The Cape is a regular stopover for millions of migratory birds. [2]


The proximity of the cape to England led to the frequent destruction of the nearby village of Audinghen in wars between England and France. On the top of the cliff are the ruins of an English fortress, built by Henry VIII at the beginning of the 16th century. The English called the fort 'Blackness', a translation of the Dutch name Swartenisse. [3]

Napoleonic Wars[edit]

Napoleon stopped at the cape on July 1, 1803, while making an inspection of the coast around Boulogne-sur-Mer and of his invasion troops. He then envisioned setting up a cross-channel optical telegraph with a semaphore on the cape. The first semaphore of this line was installed on the cape in 1805 without waiting for the planned French invasion of England.

On July 18, 1805, the Battle of Gris-Nez and Blanc-Nez occurred, wherein a British flotilla with strong numerical superiority pursued Dutch ships that were following the coast while trying to get into the harbour at Ambleteuse. Expecting an attack of this type, Napoleon had stationed a battery of 300 guns on the cape, and a barrage from this force obliged the British vessels to withdraw.

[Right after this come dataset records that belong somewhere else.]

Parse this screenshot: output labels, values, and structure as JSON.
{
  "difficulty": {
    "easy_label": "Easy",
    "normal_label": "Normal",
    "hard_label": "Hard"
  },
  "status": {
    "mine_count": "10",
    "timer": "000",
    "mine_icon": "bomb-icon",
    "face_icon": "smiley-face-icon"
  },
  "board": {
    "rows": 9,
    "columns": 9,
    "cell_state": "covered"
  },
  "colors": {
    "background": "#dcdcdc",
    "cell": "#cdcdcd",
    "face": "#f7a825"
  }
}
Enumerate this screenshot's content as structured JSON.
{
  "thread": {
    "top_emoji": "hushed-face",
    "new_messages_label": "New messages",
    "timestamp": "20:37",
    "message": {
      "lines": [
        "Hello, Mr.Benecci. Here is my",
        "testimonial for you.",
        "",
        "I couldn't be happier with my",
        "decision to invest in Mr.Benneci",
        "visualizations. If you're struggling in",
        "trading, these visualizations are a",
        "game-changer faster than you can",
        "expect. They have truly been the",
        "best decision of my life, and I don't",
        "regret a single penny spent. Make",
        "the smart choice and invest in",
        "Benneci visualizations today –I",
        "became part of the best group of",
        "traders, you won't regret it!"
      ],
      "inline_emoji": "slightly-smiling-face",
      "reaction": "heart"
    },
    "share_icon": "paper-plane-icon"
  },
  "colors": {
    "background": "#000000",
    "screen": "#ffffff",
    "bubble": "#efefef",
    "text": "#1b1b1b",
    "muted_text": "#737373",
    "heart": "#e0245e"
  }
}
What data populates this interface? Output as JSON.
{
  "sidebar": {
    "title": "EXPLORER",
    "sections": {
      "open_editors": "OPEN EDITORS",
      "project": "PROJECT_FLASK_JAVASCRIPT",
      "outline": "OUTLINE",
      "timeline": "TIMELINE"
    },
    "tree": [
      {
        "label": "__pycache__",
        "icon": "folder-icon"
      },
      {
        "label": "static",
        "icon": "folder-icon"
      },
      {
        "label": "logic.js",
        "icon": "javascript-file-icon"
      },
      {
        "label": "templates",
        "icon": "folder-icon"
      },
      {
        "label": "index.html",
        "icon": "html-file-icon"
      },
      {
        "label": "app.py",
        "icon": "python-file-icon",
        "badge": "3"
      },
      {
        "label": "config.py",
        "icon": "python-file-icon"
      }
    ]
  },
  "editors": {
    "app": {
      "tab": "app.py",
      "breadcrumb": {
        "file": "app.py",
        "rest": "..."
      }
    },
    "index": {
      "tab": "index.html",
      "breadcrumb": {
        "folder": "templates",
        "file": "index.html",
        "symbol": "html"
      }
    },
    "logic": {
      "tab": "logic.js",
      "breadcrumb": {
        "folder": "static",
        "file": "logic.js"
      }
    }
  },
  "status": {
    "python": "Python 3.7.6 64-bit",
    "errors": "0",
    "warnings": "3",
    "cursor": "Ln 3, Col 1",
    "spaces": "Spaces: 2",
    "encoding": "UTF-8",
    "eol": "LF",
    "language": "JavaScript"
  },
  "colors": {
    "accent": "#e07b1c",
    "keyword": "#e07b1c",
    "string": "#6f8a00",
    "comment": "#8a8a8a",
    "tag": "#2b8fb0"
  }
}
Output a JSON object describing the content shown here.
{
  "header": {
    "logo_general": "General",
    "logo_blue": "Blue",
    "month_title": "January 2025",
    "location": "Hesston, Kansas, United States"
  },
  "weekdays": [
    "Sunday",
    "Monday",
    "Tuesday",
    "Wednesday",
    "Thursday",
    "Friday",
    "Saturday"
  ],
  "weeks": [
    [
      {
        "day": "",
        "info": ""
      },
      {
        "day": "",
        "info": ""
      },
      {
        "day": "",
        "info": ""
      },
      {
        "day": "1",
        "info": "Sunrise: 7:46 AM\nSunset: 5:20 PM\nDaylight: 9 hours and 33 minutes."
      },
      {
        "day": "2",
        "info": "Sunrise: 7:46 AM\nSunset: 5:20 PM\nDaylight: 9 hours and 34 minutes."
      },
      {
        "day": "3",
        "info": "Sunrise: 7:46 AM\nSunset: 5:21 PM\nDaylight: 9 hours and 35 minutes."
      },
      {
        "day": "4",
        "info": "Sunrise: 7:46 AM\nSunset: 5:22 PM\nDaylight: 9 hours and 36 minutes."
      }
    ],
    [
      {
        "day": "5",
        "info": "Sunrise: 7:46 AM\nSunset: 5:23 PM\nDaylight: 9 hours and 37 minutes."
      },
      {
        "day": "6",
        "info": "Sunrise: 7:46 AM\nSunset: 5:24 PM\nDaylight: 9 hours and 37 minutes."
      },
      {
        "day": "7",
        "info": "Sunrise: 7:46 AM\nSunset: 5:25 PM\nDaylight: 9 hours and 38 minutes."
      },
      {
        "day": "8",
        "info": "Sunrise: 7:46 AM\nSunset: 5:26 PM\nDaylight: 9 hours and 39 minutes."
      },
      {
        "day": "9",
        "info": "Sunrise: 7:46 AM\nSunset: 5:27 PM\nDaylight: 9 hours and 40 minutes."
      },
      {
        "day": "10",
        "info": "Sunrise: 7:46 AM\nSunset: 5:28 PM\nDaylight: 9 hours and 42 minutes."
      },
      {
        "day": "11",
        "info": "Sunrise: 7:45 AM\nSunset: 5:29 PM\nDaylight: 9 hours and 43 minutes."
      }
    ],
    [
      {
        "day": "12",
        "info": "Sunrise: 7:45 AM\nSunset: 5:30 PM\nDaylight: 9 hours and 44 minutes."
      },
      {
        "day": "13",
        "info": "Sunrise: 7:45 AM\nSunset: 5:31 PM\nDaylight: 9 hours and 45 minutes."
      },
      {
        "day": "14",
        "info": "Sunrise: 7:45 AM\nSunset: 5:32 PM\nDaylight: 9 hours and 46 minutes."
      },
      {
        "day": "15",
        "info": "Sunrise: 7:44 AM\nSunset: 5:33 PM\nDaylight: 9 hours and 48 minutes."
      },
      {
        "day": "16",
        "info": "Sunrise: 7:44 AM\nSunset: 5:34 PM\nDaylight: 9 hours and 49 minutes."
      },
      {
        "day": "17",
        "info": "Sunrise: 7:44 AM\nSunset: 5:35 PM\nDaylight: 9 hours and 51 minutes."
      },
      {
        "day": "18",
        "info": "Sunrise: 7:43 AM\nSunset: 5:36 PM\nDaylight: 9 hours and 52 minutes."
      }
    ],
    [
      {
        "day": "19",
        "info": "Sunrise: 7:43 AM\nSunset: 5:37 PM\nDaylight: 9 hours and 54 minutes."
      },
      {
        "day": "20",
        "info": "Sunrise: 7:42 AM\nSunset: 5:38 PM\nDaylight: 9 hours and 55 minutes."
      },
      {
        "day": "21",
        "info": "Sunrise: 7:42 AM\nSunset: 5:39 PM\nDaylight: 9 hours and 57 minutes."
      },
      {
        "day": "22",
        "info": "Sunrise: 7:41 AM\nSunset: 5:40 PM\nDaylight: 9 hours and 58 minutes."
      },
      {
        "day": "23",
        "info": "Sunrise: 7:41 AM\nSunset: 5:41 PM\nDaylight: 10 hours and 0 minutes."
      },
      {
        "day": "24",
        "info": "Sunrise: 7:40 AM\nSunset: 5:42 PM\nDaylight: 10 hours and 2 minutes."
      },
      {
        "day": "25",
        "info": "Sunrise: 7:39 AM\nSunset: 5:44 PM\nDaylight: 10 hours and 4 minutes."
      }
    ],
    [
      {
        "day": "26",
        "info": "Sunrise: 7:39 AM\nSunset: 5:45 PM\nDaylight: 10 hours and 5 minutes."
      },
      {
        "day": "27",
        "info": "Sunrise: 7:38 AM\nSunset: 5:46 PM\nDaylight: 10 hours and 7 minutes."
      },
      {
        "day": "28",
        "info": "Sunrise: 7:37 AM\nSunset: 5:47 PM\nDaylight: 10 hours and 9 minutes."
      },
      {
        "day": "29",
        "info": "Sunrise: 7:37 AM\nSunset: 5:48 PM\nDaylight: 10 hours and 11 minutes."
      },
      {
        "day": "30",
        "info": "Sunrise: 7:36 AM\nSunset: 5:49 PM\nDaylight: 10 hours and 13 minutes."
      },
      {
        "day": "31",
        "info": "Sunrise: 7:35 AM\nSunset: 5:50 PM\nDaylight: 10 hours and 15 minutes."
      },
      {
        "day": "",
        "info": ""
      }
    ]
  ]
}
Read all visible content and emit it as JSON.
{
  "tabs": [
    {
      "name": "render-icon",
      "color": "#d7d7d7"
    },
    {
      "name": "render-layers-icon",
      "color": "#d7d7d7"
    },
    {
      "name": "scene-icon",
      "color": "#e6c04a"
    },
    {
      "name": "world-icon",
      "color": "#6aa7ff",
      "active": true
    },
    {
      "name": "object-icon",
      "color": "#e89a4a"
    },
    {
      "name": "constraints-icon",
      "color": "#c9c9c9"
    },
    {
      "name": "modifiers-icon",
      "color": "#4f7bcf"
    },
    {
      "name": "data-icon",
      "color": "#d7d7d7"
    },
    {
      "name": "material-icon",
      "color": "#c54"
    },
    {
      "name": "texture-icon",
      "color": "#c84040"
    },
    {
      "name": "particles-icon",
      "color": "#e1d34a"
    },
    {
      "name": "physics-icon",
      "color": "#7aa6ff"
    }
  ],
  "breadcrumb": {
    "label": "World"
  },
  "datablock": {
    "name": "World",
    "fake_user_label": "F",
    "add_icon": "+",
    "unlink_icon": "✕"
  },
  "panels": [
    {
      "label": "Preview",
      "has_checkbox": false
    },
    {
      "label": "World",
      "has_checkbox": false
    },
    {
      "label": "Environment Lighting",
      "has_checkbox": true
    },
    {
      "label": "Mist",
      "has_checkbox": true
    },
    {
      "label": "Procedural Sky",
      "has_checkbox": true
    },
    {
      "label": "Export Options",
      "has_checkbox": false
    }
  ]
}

World War II[edit]

Gabriel Auguste Ferdinand Ducuing and his men died on May 25, 1940, while defending the semaphore, and a commemorative stela was later placed on the cape to commemorate this sacrifice.

Later, the Nazis built a blockhouse inside the Tudor ruins. The locality has a cluster of World War II bunkers, part of the Atlantic Wall intended to rebuff the anticipated allied invasion. There are two heavy artillery sites: Grosser Kurfürst Battery, formerly with three 170 millimetre guns, and Todt Battery, with four 380 mm guns. These covered the approaches to both Calais and Boulogne, and they were protected by large concrete blockhouses as well as other lesser defensive sites. One of the Todt Battery blockhouses now houses the Atlantic Wall Museum.

Units of the 3rd Canadian Infantry Division liberated the area in September 1944.

Post-World War II[edit]

The cylindrical concrete lighthouse at Cap Gris-Nez dates from 1958. It is 31 metres (102 feet) high and replaces an earlier structure that was destroyed in 1944.

The lighthouse and its accompanying radar station provide guidance to over 500 ships passing the cape every day. [4]

Sunset at Cape Gris-Nez

See also[edit]


  1. ^ "Fossils at Cap Gris-Nez". Archived from the original on 2011-10-02. Retrieved 2011-04-15.
  2. ^ Lonely Planet France's Best Trips. Lonely Planet. 2017. p. 100. ISBN 9781787010161.
  3. ^ Colvin, Howard, ed., The History of the King's Works, vol. 3 part 1, HMS0 (1975), 388-9.
  4. ^ Lonely Planet France's Best Trips. Lonely Planet. 2017. p. 100. ISBN 9781787010161.

External links[edit]

50°52′15″N 1°35′01″E / 50.87083°N 1.58361°E / 50.87083; 1.58361